━━━━━ DATA RECORDS ━━━━━
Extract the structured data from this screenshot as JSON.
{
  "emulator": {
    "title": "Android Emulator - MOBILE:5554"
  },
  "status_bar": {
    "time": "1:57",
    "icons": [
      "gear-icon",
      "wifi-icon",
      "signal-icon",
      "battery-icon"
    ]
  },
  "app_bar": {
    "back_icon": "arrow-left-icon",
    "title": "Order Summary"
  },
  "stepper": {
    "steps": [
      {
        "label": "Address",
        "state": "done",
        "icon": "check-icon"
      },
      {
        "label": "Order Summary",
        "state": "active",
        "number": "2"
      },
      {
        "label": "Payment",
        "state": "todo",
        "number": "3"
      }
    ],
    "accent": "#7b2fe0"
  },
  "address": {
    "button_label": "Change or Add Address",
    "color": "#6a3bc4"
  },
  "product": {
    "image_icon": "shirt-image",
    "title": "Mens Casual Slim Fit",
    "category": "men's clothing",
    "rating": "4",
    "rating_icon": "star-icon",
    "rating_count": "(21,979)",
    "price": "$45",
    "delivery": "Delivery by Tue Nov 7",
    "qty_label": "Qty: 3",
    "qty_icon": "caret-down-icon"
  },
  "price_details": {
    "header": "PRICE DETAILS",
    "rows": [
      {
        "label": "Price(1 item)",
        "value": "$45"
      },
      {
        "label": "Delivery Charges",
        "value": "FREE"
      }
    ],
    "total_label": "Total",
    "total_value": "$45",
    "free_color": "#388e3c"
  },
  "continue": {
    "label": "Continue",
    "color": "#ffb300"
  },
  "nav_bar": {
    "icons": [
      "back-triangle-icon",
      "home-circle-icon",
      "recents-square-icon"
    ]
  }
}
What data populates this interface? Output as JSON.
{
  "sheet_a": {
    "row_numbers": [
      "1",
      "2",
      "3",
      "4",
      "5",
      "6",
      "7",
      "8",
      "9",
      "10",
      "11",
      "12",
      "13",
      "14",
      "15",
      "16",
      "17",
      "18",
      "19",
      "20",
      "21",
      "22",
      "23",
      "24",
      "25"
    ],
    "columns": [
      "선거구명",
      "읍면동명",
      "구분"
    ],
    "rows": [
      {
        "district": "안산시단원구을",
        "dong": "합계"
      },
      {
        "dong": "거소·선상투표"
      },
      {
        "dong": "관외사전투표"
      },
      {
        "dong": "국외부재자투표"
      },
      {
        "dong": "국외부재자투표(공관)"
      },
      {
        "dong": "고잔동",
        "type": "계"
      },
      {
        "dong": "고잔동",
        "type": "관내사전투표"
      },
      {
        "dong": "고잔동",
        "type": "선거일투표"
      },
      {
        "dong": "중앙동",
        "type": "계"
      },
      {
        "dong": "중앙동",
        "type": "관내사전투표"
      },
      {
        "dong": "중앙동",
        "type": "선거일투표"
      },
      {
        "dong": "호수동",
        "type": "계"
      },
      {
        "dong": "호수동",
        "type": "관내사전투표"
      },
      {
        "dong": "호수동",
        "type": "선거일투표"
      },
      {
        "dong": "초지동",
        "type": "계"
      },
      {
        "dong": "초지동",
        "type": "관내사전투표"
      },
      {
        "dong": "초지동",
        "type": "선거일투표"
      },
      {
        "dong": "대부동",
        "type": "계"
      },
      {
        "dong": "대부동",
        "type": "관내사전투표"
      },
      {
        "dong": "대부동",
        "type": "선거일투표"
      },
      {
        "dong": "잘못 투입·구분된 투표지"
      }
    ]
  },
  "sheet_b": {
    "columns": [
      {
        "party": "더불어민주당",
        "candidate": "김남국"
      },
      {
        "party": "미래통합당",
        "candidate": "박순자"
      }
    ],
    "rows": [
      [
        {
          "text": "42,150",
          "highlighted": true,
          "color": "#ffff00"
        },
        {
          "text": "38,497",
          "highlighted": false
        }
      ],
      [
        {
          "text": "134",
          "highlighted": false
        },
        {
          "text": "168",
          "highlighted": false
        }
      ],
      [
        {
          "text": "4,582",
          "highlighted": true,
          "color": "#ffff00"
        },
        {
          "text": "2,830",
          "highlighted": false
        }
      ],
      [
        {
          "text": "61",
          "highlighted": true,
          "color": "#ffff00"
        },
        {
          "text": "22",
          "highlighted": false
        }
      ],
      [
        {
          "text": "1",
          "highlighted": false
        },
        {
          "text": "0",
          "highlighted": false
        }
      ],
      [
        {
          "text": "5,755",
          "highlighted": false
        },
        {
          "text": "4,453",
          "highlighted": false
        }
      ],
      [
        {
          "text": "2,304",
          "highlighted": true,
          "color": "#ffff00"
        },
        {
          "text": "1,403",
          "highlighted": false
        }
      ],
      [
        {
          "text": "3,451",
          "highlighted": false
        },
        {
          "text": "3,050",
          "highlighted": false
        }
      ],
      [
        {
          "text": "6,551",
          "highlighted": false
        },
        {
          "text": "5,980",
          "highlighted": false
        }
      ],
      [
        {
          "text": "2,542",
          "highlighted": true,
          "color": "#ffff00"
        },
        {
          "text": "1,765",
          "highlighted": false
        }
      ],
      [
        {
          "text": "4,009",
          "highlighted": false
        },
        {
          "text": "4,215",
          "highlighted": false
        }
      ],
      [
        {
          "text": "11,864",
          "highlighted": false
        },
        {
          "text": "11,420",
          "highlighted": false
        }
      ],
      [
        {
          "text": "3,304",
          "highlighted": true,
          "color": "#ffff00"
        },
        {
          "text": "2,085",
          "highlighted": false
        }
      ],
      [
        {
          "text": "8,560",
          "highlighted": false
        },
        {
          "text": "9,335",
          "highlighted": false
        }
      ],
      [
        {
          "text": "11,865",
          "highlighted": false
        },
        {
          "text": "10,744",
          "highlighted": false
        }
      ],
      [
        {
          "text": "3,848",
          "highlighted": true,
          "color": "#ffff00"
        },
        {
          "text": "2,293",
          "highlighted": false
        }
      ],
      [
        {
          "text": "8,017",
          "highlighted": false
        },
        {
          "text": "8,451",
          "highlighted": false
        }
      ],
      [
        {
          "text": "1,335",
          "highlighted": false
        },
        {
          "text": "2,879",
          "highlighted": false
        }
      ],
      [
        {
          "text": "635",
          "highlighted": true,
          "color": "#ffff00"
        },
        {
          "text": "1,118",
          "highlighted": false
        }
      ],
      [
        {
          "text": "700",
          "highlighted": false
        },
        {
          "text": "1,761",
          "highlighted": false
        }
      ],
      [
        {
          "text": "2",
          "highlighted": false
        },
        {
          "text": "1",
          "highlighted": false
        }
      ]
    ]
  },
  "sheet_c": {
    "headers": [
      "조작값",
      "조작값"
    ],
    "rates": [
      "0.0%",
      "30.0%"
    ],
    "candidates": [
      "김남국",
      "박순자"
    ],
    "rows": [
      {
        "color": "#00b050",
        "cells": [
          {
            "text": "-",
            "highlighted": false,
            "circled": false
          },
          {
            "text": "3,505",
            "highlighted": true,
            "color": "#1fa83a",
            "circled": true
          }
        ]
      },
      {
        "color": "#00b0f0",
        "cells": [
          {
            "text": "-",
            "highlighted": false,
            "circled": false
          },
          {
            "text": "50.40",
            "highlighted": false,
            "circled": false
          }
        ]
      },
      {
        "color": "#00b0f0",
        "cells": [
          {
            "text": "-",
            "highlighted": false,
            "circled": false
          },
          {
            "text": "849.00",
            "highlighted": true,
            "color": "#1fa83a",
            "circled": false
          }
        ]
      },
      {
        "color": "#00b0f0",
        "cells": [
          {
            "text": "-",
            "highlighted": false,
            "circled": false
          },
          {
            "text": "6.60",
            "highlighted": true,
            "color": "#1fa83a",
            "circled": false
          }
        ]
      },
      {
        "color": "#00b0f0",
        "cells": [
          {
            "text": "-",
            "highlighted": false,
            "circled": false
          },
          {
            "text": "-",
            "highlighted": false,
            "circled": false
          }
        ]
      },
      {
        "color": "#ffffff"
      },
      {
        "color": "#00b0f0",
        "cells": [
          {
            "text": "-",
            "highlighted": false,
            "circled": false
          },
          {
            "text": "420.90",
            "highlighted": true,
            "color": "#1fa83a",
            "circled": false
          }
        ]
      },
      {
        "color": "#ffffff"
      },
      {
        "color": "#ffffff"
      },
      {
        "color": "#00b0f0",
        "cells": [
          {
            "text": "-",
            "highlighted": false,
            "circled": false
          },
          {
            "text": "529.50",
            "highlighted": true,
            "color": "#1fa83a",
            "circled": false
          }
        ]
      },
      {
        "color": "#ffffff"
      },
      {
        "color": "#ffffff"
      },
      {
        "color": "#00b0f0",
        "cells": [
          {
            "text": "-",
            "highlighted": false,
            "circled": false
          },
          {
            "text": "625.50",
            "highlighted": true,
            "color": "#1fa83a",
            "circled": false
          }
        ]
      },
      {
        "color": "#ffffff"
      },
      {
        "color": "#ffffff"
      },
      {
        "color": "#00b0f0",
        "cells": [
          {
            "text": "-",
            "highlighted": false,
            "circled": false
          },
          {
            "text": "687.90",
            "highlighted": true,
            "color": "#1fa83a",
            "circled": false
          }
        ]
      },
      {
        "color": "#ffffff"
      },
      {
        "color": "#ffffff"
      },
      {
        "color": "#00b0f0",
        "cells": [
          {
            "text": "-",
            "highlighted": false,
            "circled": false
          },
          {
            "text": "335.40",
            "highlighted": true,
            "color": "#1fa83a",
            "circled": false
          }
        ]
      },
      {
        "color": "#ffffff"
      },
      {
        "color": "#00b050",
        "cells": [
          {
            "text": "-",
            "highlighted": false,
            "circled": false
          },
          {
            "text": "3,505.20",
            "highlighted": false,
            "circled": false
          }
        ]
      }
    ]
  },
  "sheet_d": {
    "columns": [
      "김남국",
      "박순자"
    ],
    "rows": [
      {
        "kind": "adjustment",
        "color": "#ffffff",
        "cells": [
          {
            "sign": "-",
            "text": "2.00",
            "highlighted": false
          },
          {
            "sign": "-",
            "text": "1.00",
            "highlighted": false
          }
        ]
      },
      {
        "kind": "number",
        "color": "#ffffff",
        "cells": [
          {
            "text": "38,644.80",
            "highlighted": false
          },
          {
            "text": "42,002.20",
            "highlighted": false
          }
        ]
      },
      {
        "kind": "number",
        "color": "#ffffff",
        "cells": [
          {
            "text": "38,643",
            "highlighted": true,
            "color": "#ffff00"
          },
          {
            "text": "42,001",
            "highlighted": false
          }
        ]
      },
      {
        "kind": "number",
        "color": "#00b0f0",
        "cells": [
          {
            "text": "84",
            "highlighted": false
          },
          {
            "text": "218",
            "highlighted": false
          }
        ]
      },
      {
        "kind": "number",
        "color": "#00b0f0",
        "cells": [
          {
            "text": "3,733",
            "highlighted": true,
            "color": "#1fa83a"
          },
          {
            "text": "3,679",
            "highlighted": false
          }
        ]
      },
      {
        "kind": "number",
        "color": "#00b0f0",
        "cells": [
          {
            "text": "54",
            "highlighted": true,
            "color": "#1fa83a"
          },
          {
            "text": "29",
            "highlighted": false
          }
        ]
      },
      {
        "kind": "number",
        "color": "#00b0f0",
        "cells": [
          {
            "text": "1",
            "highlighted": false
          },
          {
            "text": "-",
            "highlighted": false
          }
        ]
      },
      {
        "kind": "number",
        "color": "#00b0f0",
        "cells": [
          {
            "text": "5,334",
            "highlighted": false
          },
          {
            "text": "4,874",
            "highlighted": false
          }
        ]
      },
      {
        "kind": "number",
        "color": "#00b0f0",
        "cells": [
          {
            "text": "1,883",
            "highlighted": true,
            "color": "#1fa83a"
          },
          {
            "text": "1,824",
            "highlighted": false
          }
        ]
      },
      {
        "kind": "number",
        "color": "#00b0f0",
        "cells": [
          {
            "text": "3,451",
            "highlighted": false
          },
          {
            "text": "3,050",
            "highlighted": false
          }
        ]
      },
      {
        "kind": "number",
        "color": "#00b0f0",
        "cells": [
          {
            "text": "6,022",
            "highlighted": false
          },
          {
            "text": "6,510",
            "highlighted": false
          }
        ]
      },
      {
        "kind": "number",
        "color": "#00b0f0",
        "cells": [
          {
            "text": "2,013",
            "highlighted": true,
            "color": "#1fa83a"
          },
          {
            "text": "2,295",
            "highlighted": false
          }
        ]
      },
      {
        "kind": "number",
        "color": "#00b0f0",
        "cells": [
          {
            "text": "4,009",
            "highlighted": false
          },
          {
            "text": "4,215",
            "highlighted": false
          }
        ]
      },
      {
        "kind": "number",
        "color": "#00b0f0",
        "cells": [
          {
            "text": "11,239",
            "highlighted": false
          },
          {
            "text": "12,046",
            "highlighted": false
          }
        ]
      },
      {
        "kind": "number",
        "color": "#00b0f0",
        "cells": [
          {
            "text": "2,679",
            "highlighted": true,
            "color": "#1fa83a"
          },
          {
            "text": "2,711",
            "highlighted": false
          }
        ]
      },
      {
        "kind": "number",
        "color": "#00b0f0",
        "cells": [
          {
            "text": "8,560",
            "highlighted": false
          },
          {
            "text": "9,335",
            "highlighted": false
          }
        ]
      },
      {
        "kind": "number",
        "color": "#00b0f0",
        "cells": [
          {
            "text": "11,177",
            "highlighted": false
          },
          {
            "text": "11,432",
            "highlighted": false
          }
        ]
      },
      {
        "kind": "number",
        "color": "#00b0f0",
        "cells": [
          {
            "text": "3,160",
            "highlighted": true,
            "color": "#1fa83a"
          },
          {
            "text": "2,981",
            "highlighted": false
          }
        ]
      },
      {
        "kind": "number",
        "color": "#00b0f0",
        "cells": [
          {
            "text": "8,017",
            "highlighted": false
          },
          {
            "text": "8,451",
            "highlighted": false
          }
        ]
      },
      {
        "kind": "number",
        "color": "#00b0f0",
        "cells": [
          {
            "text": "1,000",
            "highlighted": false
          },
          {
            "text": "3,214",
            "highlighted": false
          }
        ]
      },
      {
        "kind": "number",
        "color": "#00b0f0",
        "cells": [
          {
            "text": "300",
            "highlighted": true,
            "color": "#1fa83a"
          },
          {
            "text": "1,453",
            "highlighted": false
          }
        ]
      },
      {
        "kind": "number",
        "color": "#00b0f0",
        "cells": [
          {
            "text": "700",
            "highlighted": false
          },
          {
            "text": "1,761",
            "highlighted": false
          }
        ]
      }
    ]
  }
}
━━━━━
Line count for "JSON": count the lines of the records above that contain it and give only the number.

=== WRITTEN REPLY ===
2